▶ WHAT TO DO
Extract all lines from the data beneath that include the word "value".
--- SUPPLIED DATA ---
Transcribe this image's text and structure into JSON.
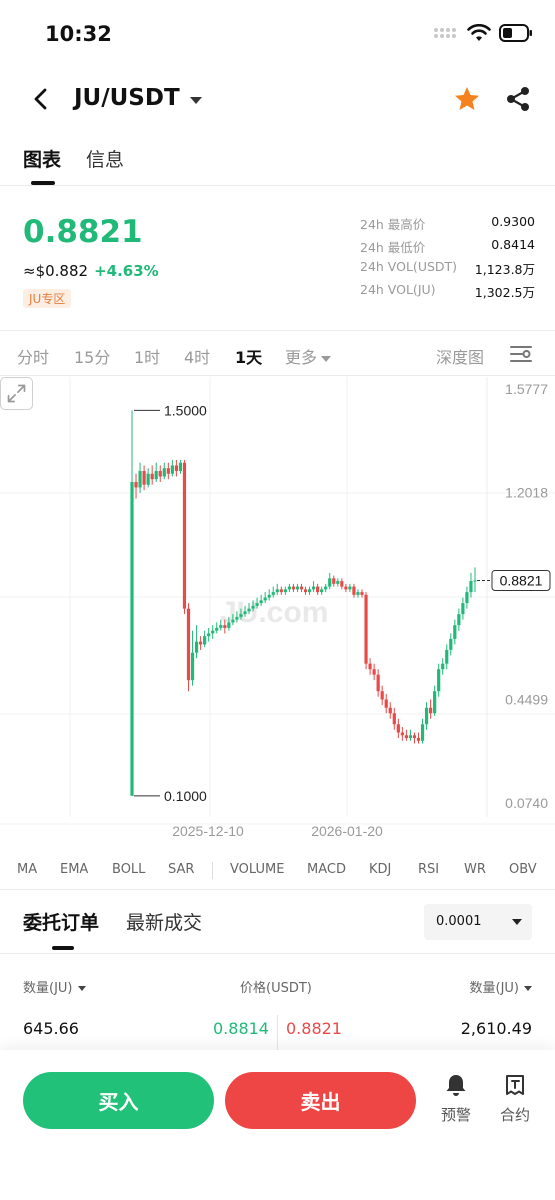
{
  "status_bar": {
    "time": "10:32"
  },
  "header": {
    "pair": "JU/USDT"
  },
  "main_tabs": [
    {
      "label": "图表"
    },
    {
      "label": "信息"
    }
  ],
  "ticker": {
    "last_price": "0.8821",
    "usd_approx": "≈$0.882",
    "change_pct": "+4.63%",
    "zone_badge": "JU专区",
    "stats": [
      {
        "label": "24h 最高价",
        "value": "0.9300"
      },
      {
        "label": "24h 最低价",
        "value": "0.8414"
      },
      {
        "label": "24h VOL(USDT)",
        "value": "1,123.8万"
      },
      {
        "label": "24h VOL(JU)",
        "value": "1,302.5万"
      }
    ]
  },
  "intervals": [
    {
      "label": "分时"
    },
    {
      "label": "15分"
    },
    {
      "label": "1时"
    },
    {
      "label": "4时"
    },
    {
      "label": "1天"
    },
    {
      "label": "更多"
    }
  ],
  "depth_label": "深度图",
  "chart_data": {
    "type": "candlestick",
    "y_axis_labels": [
      "1.5777",
      "1.2018",
      "0.4499",
      "0.0740"
    ],
    "y_range": [
      0.074,
      1.5777
    ],
    "x_axis_labels": [
      "2025-12-10",
      "2026-01-20"
    ],
    "high_marker": "1.5000",
    "low_marker": "0.1000",
    "current_price_label": "0.8821",
    "watermark": "JU.com",
    "up_color": "#21b978",
    "down_color": "#e84a4a",
    "candles": [
      [
        0.1,
        1.24,
        0.1,
        1.5
      ],
      [
        1.24,
        1.22,
        1.18,
        1.27
      ],
      [
        1.22,
        1.28,
        1.2,
        1.31
      ],
      [
        1.28,
        1.23,
        1.21,
        1.3
      ],
      [
        1.23,
        1.27,
        1.22,
        1.29
      ],
      [
        1.27,
        1.25,
        1.23,
        1.3
      ],
      [
        1.25,
        1.28,
        1.24,
        1.31
      ],
      [
        1.28,
        1.26,
        1.24,
        1.3
      ],
      [
        1.26,
        1.29,
        1.25,
        1.31
      ],
      [
        1.29,
        1.27,
        1.25,
        1.31
      ],
      [
        1.27,
        1.3,
        1.26,
        1.32
      ],
      [
        1.3,
        1.28,
        1.26,
        1.32
      ],
      [
        1.28,
        1.31,
        1.27,
        1.32
      ],
      [
        1.31,
        0.78,
        0.76,
        1.32
      ],
      [
        0.78,
        0.52,
        0.48,
        0.8
      ],
      [
        0.52,
        0.62,
        0.5,
        0.7
      ],
      [
        0.62,
        0.66,
        0.6,
        0.72
      ],
      [
        0.66,
        0.65,
        0.63,
        0.68
      ],
      [
        0.65,
        0.68,
        0.64,
        0.7
      ],
      [
        0.68,
        0.69,
        0.66,
        0.71
      ],
      [
        0.69,
        0.7,
        0.67,
        0.72
      ],
      [
        0.7,
        0.71,
        0.69,
        0.73
      ],
      [
        0.71,
        0.72,
        0.7,
        0.74
      ],
      [
        0.72,
        0.71,
        0.69,
        0.74
      ],
      [
        0.71,
        0.73,
        0.7,
        0.75
      ],
      [
        0.73,
        0.74,
        0.72,
        0.76
      ],
      [
        0.74,
        0.75,
        0.73,
        0.77
      ],
      [
        0.75,
        0.76,
        0.74,
        0.78
      ],
      [
        0.76,
        0.77,
        0.75,
        0.79
      ],
      [
        0.77,
        0.78,
        0.76,
        0.8
      ],
      [
        0.78,
        0.79,
        0.77,
        0.81
      ],
      [
        0.79,
        0.8,
        0.78,
        0.82
      ],
      [
        0.8,
        0.81,
        0.79,
        0.83
      ],
      [
        0.81,
        0.82,
        0.8,
        0.84
      ],
      [
        0.82,
        0.83,
        0.81,
        0.85
      ],
      [
        0.83,
        0.84,
        0.82,
        0.86
      ],
      [
        0.84,
        0.85,
        0.83,
        0.87
      ],
      [
        0.85,
        0.84,
        0.83,
        0.86
      ],
      [
        0.84,
        0.85,
        0.83,
        0.86
      ],
      [
        0.85,
        0.86,
        0.84,
        0.87
      ],
      [
        0.86,
        0.85,
        0.84,
        0.87
      ],
      [
        0.85,
        0.86,
        0.84,
        0.87
      ],
      [
        0.86,
        0.85,
        0.84,
        0.87
      ],
      [
        0.85,
        0.84,
        0.83,
        0.86
      ],
      [
        0.84,
        0.85,
        0.83,
        0.86
      ],
      [
        0.85,
        0.86,
        0.84,
        0.88
      ],
      [
        0.86,
        0.84,
        0.83,
        0.87
      ],
      [
        0.84,
        0.85,
        0.83,
        0.86
      ],
      [
        0.85,
        0.86,
        0.84,
        0.87
      ],
      [
        0.86,
        0.89,
        0.85,
        0.91
      ],
      [
        0.89,
        0.87,
        0.86,
        0.9
      ],
      [
        0.87,
        0.88,
        0.86,
        0.89
      ],
      [
        0.88,
        0.86,
        0.85,
        0.89
      ],
      [
        0.86,
        0.85,
        0.84,
        0.87
      ],
      [
        0.85,
        0.86,
        0.84,
        0.87
      ],
      [
        0.86,
        0.83,
        0.82,
        0.87
      ],
      [
        0.83,
        0.84,
        0.82,
        0.85
      ],
      [
        0.84,
        0.83,
        0.82,
        0.85
      ],
      [
        0.83,
        0.58,
        0.56,
        0.84
      ],
      [
        0.58,
        0.56,
        0.54,
        0.6
      ],
      [
        0.56,
        0.54,
        0.52,
        0.58
      ],
      [
        0.54,
        0.48,
        0.46,
        0.56
      ],
      [
        0.48,
        0.45,
        0.43,
        0.5
      ],
      [
        0.45,
        0.42,
        0.4,
        0.47
      ],
      [
        0.42,
        0.4,
        0.38,
        0.44
      ],
      [
        0.4,
        0.36,
        0.34,
        0.42
      ],
      [
        0.36,
        0.33,
        0.31,
        0.38
      ],
      [
        0.33,
        0.32,
        0.3,
        0.35
      ],
      [
        0.32,
        0.31,
        0.3,
        0.34
      ],
      [
        0.31,
        0.32,
        0.3,
        0.34
      ],
      [
        0.32,
        0.31,
        0.29,
        0.33
      ],
      [
        0.31,
        0.3,
        0.29,
        0.33
      ],
      [
        0.3,
        0.36,
        0.29,
        0.38
      ],
      [
        0.36,
        0.42,
        0.34,
        0.44
      ],
      [
        0.42,
        0.4,
        0.38,
        0.45
      ],
      [
        0.4,
        0.48,
        0.39,
        0.5
      ],
      [
        0.48,
        0.56,
        0.46,
        0.58
      ],
      [
        0.56,
        0.58,
        0.54,
        0.6
      ],
      [
        0.58,
        0.63,
        0.56,
        0.65
      ],
      [
        0.63,
        0.67,
        0.61,
        0.69
      ],
      [
        0.67,
        0.72,
        0.65,
        0.74
      ],
      [
        0.72,
        0.76,
        0.7,
        0.78
      ],
      [
        0.76,
        0.8,
        0.74,
        0.82
      ],
      [
        0.8,
        0.84,
        0.78,
        0.86
      ],
      [
        0.84,
        0.88,
        0.82,
        0.91
      ],
      [
        0.88,
        0.8821,
        0.84,
        0.93
      ]
    ]
  },
  "indicators": [
    "MA",
    "EMA",
    "BOLL",
    "SAR",
    "VOLUME",
    "MACD",
    "KDJ",
    "RSI",
    "WR",
    "OBV"
  ],
  "order_tabs": [
    {
      "label": "委托订单"
    },
    {
      "label": "最新成交"
    }
  ],
  "precision": "0.0001",
  "order_book": {
    "header": {
      "qty_left": "数量(JU)",
      "price": "价格(USDT)",
      "qty_right": "数量(JU)"
    },
    "rows": [
      {
        "bid_qty": "645.66",
        "bid_price": "0.8814",
        "ask_price": "0.8821",
        "ask_qty": "2,610.49"
      }
    ]
  },
  "bottom": {
    "buy": "买入",
    "sell": "卖出",
    "alert": "预警",
    "contract": "合约"
  }
}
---
▶ PROBLEM SOLUTION
        "value": "0.9300"
        "value": "0.8414"
        "value": "1,123.8万"
        "value": "1,302.5万"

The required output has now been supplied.